are there better sweet spot goldilocks languages?

David Barbour

unread,
Jun 2, 2022, 5:48:06 PMJun 2
to pi...@googlegroups.com
I know that languages such as Rust and Red are both in the goldilocks zone.
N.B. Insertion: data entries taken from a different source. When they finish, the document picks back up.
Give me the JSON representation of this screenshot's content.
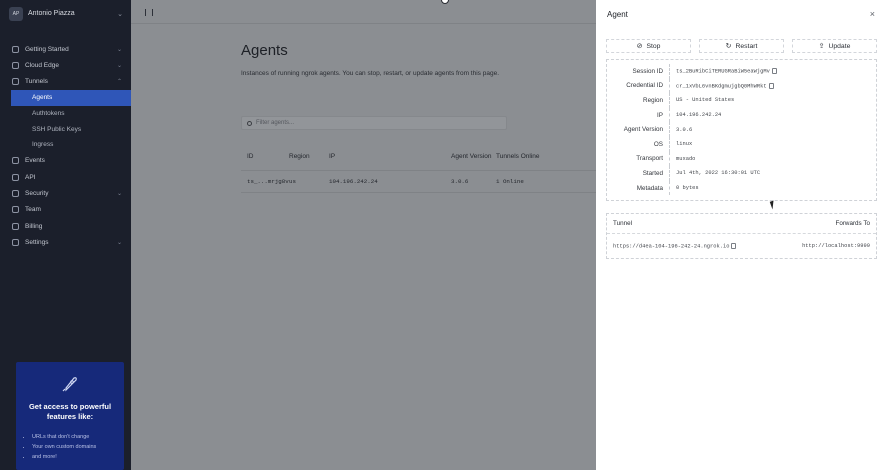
{
  "user": {
    "initials": "AP",
    "name": "Antonio Piazza"
  },
  "nav": {
    "getting_started": "Getting Started",
    "cloud_edge": "Cloud Edge",
    "tunnels": "Tunnels",
    "tunnels_sub": [
      "Agents",
      "Authtokens",
      "SSH Public Keys",
      "Ingress"
    ],
    "events": "Events",
    "api": "API",
    "security": "Security",
    "team": "Team",
    "billing": "Billing",
    "settings": "Settings"
  },
  "promo": {
    "title": "Get access to powerful features like:",
    "bullets": [
      "URLs that don't change",
      "Your own custom domains",
      "and more!"
    ]
  },
  "main": {
    "title": "Agents",
    "description": "Instances of running ngrok agents. You can stop, restart, or update agents from this page.",
    "search_placeholder": "Filter agents...",
    "columns": [
      "ID",
      "Region",
      "IP",
      "Agent Version",
      "Tunnels Online"
    ],
    "rows": [
      {
        "id": "ts_...mrjg8v",
        "region": "us",
        "ip": "104.196.242.24",
        "version": "3.0.6",
        "tunnels": "1 Online"
      }
    ]
  },
  "drawer": {
    "title": "Agent",
    "close": "×",
    "actions": {
      "stop": "Stop",
      "restart": "Restart",
      "update": "Update"
    },
    "details": [
      {
        "label": "Session ID",
        "value": "ts_2BuRibCiTERUGRaBiW5eaWjgMv"
      },
      {
        "label": "Credential ID",
        "value": "cr_1xVbL6vnBKdgmujgbQ0MhWRkt"
      },
      {
        "label": "Region",
        "value": "US - United States"
      },
      {
        "label": "IP",
        "value": "104.196.242.24"
      },
      {
        "label": "Agent Version",
        "value": "3.0.6"
      },
      {
        "label": "OS",
        "value": "linux"
      },
      {
        "label": "Transport",
        "value": "muxado"
      },
      {
        "label": "Started",
        "value": "Jul 4th, 2022 16:30:01 UTC"
      },
      {
        "label": "Metadata",
        "value": "0 bytes"
      }
    ],
    "tunnels": {
      "col_tunnel": "Tunnel",
      "col_forwards": "Forwards To",
      "rows": [
        {
          "tunnel": "https://d4ea-104-196-242-24.ngrok.io",
          "forwards": "http://localhost:9999"
        }
      ]
    }
  },
  "colors": {
    "sidebar": "#1b1f2b",
    "active": "#2f56b8",
    "promo": "#16297a",
    "overlay": "#8b8e92"
  }
}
Both of them have developers that pay a lot of attention to compilation times.

--
You received this message because you are subscribed to the Google Groups "PiLuD" group.
To unsubscribe from this group and stop receiving emails from it, send an email to pilud+un...@googlegroups.com.
To view this discussion on the web visit https://groups.google.com/d/msgid/pilud/CAJ7XQb7Oni3GbKcjgO3t_wHqHbx4fpw376VDmnp01_P9Ks8X-Q%40mail.gmail.com.

paul tarvydas

unread,
Jun 6, 2022, 2:04:21 PMJun 6
to PiLuD


Oh, the irony!

The premature-optimization clique convinced programmers that interpreters were "too slow" and that compilers should be used instead.

Now, 50+ years down the road, we find that premature-optimization has resulted in:
- workflows that are too slow
- Mb of bloatware
- techniques that are so complicated that they can't be explained to the majority of professional programmers (think website makers, game makers, JS crafters, etc.)
- acceptance of buggy products - programmers just ship and update weekly, forgetting Q/A

The implication is obvious:
- don't use compilers until you have designs fleshed out and fully working

Use compilers only when you need to Production Engineer a Design.

Failing that, buy a faster development system and keep complaining...

[more discussion here](https://publish.obsidian.md/programmingsimplicity/2022-06-06-Compilers+Too+Slow)

Raoul Duke

unread,
Jun 6, 2022, 3:08:55 PMJun 6
to pi...@googlegroups.com
meh, "we" can inevitably make bad build systems for anything, trust me. i know plenty of interpreted environments that started out maybe less bad but hardly ideal. the entire js ecosystem is not that great. any setup lacking good safe robust hotswapping is already a dunderhead i feel. and ocaml or haxe sure do 'compile' things fast. 

i think it requires not doing bad things death by a million cuts at all levels. 

eg a certain build i am forced to use is slow extra because one or more of the build steps are stupid and always run. 

so i'd wonder more about (a) culture (b) language paradigms and (a again)very picky software engineering angles on it. i mean, why do we inevitably create bad (slow) build steps at all?


David Barbour

unread,
Jun 7, 2022, 5:08:07 PMJun 7
to pi...@googlegroups.com
On Mon, Jun 6, 2022 at 1:04 PM paul tarvydas <paulta...@gmail.com> wrote:

The implication is obvious:
- don't use compilers until you have designs fleshed out and fully working

There are a lot of languages that support this, i.e. using an interpreter or JIT-compiler during development then switching to ahead-of-time compilation with full optimizations for a deliverable. Even Haskell's GHC has an `-fdefer-type-errors` option, which turns type errors into runtime errors to simplify rapid prototyping.


David Barbour

unread,
Jun 7, 2022, 5:09:40 PMJun 7
to pi...@googlegroups.com
On Mon, Jun 6, 2022 at 2:08 PM Raoul Duke <rao...@gmail.com> wrote:
why do we inevitably create bad (slow) build steps at all?

Have you heard of Parkinson's Law? 

Raoul Duke

unread,
Jun 7, 2022, 5:44:03 PMJun 7
to pi...@googlegroups.com
>  of Parkinson's Law? 

i just dream of mythical systems that do a better job of making more people fall into the pit of success and good code instead of what all my day jobs have been like :-)
Reply all
Reply to author
Forward
0 new messages